U.S. Border Patrol officers on horseback watch President Donald Trump (not pictured) review border wall prototypes in San Diego. VOA

U.S. President Donald Trump says he would “totally be willing” to partially shut down the government next week if he does not get more funding for a wall along the U.S.-Mexican border to thwart Central American migrants from entering the country.

The U.S. leader, who almost daily unleashes verbal attacks on migrants trying to cross into the United States, told the Politico news site he is insisting that $5 billion for wall construction be included in measures Congress needs to approve to keep several federal agencies open after their current spending authority expires December 7.

Opposition Democrats have said they will approve $1.6 billion for the wall, leaving the two sides far apart. Some Republicans are also opposed to Trump’s wall, which he vowed in his 2016 presidential campaign would be paid for by Mexico, although he now wants U.S. taxpayers to foot the bill.

 

Trump, Government
President Donald Trump listens to a question as he speaks to members of the media on the South Lawn of the White House in Washington. VOA

“I am firm,” Trump said of his $5 billion demand.

“I don’t do anything … just for political gain,” Trump said. “But I will tell you, politically speaking, that issue is a total winner. People look at the border, they look at the rush to the police, they look at the rock throwers and really hurting three people, three very brave border patrol folks. I think that it’s a tremendous issue, but much more importantly, is really needed. So, we have to have border security.”

Trump was referencing a Sunday confrontation at the border in which migrants hurled rocks at U.S. Border Patrol officers, with agents repelling the crowd with blasts of tear gas. Rodney Scott, the chief Border Patrol agent in San Diego, California, just north of the Mexican border, said agents were not seriously injured.

“Their shields and their bulletproof vests actually protected them from the rocks,” he said. “We did have a few vehicles that were damaged, some windows and quite a few dents, but none of the agents were seriously injured.”

Donald Trump, democrats, government
U.S. President Donald Trump acknowledges supporters as he arrives for a campaign rally at the Allen County War Memorial Coliseum in Fort Wayne, Indiana. VOA

Even as Trump voiced his determination to win congressional approval for the $5 billion in initial funding for a wall estimated to cost more than $20 billion, he told The Washington Post in a separate interview that he could find other ways to build the wall or add more security along the border.
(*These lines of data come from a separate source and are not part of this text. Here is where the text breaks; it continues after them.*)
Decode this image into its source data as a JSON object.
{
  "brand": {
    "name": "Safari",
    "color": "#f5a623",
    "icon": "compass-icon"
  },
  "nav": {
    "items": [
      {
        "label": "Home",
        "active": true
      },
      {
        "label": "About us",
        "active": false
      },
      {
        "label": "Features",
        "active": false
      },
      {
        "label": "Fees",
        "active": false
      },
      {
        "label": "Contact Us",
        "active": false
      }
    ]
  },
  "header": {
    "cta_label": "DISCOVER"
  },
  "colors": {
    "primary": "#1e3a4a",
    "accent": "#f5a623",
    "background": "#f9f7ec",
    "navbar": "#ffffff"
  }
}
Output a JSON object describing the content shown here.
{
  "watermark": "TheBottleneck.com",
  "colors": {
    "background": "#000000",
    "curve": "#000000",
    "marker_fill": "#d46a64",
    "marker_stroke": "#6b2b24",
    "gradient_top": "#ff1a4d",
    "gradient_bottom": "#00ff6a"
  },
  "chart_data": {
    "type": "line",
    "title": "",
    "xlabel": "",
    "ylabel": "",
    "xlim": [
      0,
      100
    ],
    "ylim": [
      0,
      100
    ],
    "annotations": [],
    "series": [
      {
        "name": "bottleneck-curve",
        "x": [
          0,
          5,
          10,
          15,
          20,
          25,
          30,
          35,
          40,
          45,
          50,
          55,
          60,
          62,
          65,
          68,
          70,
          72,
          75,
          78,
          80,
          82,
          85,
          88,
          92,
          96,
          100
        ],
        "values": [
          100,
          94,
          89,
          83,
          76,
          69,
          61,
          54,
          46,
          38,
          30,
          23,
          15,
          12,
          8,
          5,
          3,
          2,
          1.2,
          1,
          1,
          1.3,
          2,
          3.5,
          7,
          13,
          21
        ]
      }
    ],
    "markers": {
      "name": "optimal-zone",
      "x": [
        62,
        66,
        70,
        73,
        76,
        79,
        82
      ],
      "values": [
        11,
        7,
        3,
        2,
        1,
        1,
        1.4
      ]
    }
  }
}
“I think that’s been shown better than ever in the last short period of two weeks that we need a wall,” Trump told the newspaper. “I see the Democrats are going to want to do something, because they understand, too. Those pictures are very bad for the Democrats. We’re not having a wall because of the Democrats. We need Democrat votes to have a wall.”

“Now, if we don’t get it, will I get it done another way? I might get it done another way,” he declared. “There are other potential ways that I can do it. You saw what we did with the military, just coming in with the barbed wire and the fencing, and various other things.”

Trump, Government
House Speaker Paul Ryan of Wisconsin returns to Capitol Hill following a meeting with President Donald Trump at the White House. VOA

House Speaker Paul Ryan, leader of the current majority Republican bloc in the House of Representatives, told reporters Wednesday that after the nationwide congressional elections in early November, “hopefully … Democrats realize that a secure border should not be a Republican thing, it shouldn’t be a Democrat thing, it’s just good for the country. To actually secure our border. The House is there. We hope the Senate comes with us.”

Also Read: USA Finally Votes On Tuesday To Render Decision On Trump

He added, “Turn on the TV, you can see we have a problem at the border. So, we want to secure our border. The House Republicans have always wanted to secure the border, the House Republicans have been passing bills to secure our border, and I’d like to think that Democrats would also want to join us in securing the border, especially after the election.” (VOA)